It means that regardless of who is ultimately appointed, that appointment will be tainted by the length of time it has taken for the club to complete this recruitment process. Tainted by the knowledge that many out of work coaches have not pursued an interest in the job because of the conditions that Duchatelet, Meire and Richard Murray have created. Tainted by the fact the appointment will be relatively low down the list of candidates, and we’ll effectively have to settle for someone that’s willing to work in the unhelpful conditions.
There’s simply no excuse and no justification for the amount of time it has taken, and continues to take, to find a replacement for Riga. Another failure to add to growing list of failures attached to this horrendous regime.
And yet, during this managerless period, Meire has had the cheek to stand up at a business of sport event and suggest that her running of the club isn’t a complete disaster.
She can make desperate attempts to defend herself all she wants, but her continued failings prove that her leadership of the club is a complete disgrace. While Rotherham can offer a stable base, and Northampton can provide ambition, we’ve got a nice pitch. There is no football strategy to tempt the highest breed of candidate in.
Instead, we’re simply going to have to settle for someone desperate enough to take the job on what will almost certainly be, if not in writing then in reality, a temporary basis. Until they find the conditions they’re working under too tough, or until a change in ownership occurs and the club becomes as attractive a proposition as it should be to high quality League One bosses.
As testing as ever to feel any sense of optimism and enthusiasm. The chance to inject even the smallest amount with a quick and reasonable appointment lost.
Edit: Just as I was about to post this, Blackpool announced the appointment of Gary Bowyer.

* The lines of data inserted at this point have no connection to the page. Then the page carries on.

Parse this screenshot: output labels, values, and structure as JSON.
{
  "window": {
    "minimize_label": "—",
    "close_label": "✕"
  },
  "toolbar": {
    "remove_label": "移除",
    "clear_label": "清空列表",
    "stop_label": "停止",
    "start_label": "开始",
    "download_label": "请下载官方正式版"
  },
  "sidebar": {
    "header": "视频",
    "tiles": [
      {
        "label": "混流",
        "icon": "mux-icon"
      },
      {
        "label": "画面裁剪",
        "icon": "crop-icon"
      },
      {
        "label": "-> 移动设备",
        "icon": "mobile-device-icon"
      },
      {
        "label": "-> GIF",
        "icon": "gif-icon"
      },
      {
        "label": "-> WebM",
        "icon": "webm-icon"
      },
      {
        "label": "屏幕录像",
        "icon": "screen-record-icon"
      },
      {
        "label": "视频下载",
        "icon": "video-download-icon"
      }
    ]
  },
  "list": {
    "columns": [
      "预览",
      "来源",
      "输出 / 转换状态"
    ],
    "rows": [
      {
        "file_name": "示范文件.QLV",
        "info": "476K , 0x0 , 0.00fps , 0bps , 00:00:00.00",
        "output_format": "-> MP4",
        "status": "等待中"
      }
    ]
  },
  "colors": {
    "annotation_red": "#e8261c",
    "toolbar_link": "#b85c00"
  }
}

Even Blackpool, a club whose crisis eclipses ours, have been able to appoint a relatively okay-ish manager in quicker time. For Christ sake.